The Herald does it AGAIN
Yesterday the Prime Minister implied on Newstalk ZB that the Herald's stories about an Auckland "lockout" of citizens from decision-making in the Super City, were bunkum. He defended the creation of 7 Council Controlled Organisations for the new city, pointing out that the existing councils have 40 of them at present.
"A council-controlled organization recognizes that there is a commercial element as a general rule to what is taking place and there's a need for directors that do have independence from the politicians if you like. That's not a new structure.
"In a practical sense the council actually sets the direction for how that CCO will operate, it actually appoints those directors and it has the right to remove the chairman and directors like we do with the Crown entities".

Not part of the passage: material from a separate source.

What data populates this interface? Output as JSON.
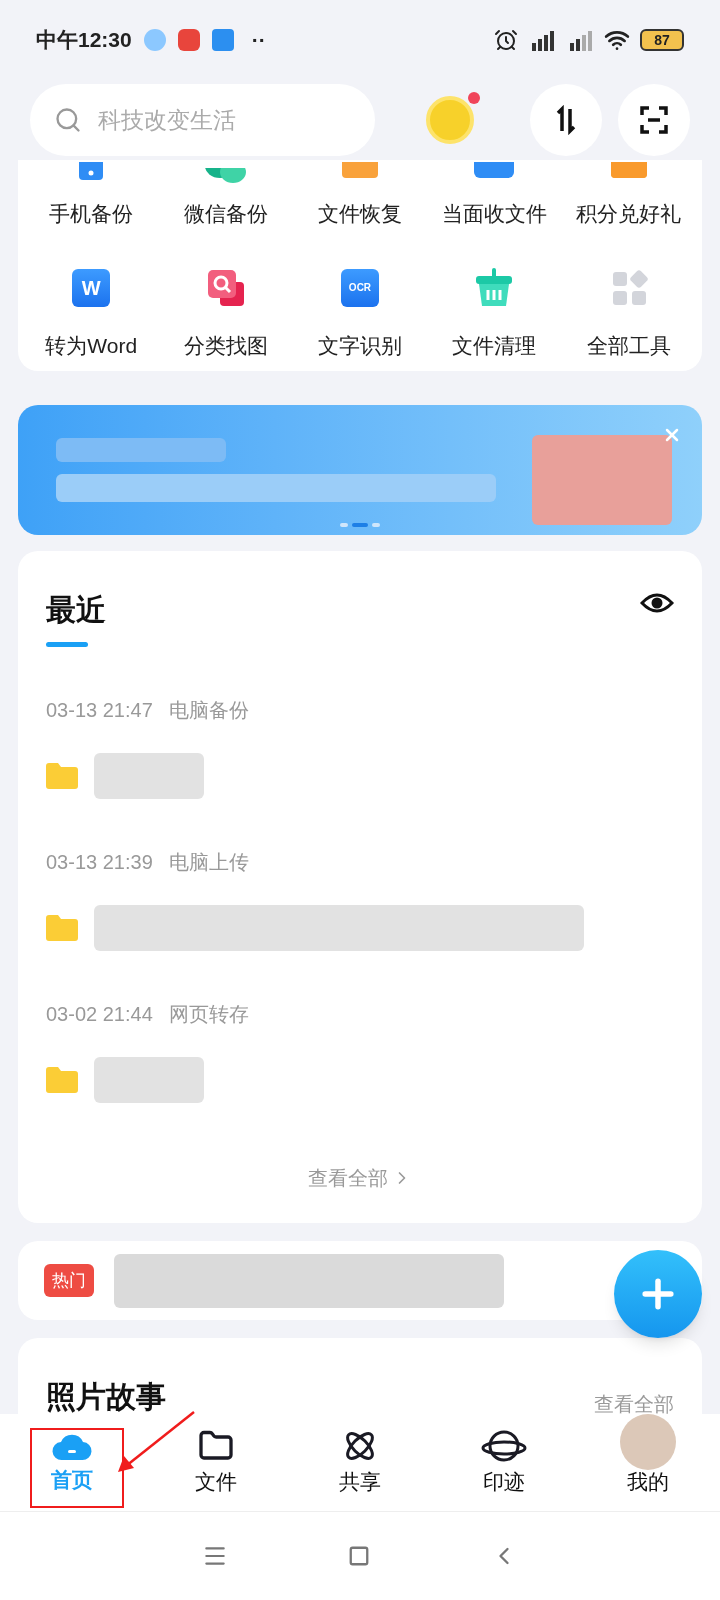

All common sense, one would have thought. Elected people set the plans after democratic input. Elected people choose the directors, and expect them to carry out the council's and the public's policy. If the directors don't do so, they get fired. The elected council proposes, and it disposes. It has greater freedom than elected people now have when dealing with bureaucrats. And the buck ultimately stops with the Council.
When he reported the Prime Minister's comments in the Herald this morning, Bernard Orsman conveniently forgot to quote Key's precise words. Why? Because Orsman and his mates had already decided to label the government's plans "a lockout" for democracy, and had written a story claiming that CCOs are made up of "largely unelected boards of business people" and are "far removed from the accountability and transparency norms of local government". Orsman didn't want the Prime Minister ruining his politically-inspired story! So, appalling journalist that he is, he simply ignored what the PM had said.
And the Herald let him do it! Has that paper no shame?